Exercise brief
Give only the number of lines in the data that include the string "sync".

Available data

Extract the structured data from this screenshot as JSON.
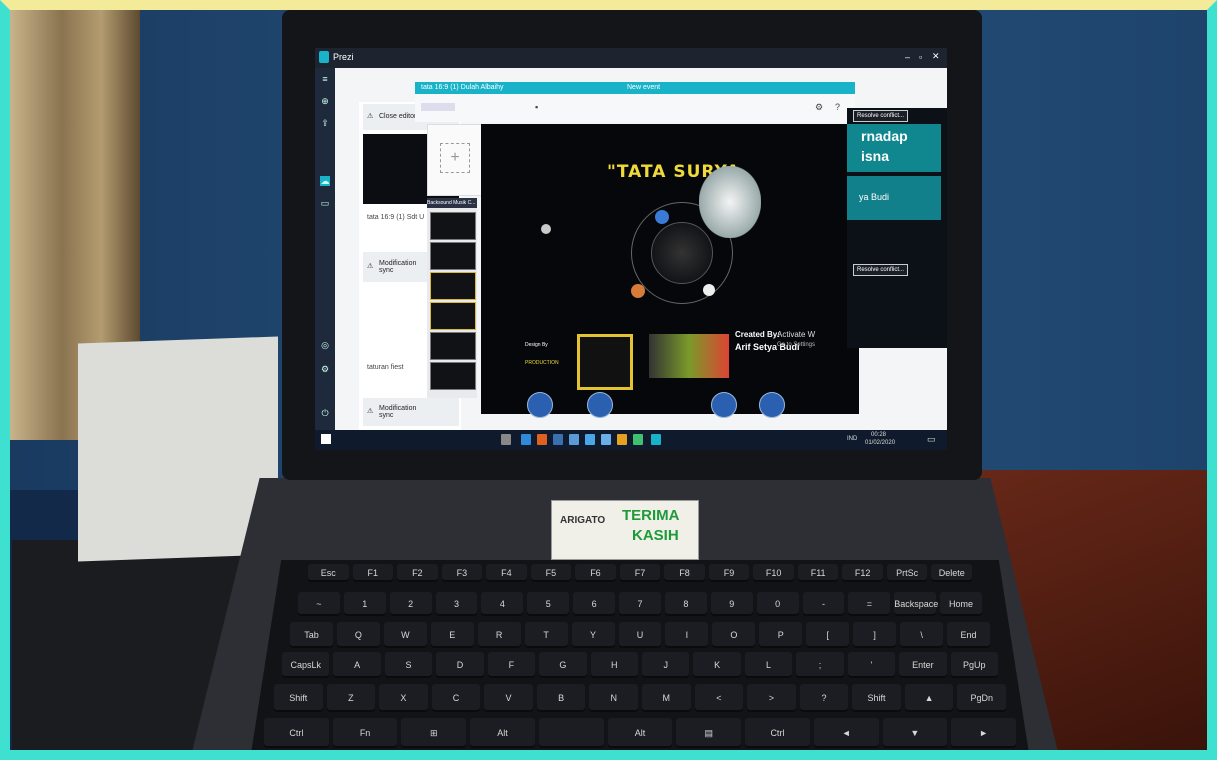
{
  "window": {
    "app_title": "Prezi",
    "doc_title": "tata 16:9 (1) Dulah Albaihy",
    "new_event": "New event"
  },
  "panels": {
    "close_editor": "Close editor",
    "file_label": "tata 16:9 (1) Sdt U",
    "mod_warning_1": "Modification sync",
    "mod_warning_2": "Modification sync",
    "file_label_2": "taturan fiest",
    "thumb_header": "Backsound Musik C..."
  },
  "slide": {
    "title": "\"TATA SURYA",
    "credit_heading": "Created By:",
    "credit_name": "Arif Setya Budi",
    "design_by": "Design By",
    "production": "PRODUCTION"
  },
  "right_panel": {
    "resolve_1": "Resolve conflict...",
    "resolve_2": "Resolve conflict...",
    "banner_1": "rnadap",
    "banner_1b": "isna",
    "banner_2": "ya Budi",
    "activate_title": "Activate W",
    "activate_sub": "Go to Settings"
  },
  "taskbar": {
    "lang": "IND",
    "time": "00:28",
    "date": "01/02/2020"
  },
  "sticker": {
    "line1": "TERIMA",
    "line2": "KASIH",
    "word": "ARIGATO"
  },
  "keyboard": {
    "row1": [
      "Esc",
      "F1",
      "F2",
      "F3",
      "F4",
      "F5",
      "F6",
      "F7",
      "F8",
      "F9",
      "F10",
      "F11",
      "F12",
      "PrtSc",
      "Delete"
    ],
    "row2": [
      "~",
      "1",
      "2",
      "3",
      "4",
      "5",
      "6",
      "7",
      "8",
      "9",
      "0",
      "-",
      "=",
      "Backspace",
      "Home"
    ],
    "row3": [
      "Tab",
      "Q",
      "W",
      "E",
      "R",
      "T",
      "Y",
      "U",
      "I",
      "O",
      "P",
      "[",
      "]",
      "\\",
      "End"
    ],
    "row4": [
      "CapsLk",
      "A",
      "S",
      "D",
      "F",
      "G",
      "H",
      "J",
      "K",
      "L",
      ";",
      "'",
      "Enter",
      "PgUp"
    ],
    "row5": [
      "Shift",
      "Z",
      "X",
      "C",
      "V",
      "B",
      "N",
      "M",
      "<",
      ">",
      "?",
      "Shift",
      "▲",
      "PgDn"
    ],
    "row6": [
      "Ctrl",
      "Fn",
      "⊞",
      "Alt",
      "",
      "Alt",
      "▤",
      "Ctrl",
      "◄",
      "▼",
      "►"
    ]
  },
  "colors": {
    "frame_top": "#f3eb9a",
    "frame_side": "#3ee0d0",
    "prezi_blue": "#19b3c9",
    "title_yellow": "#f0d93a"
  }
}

Task response
2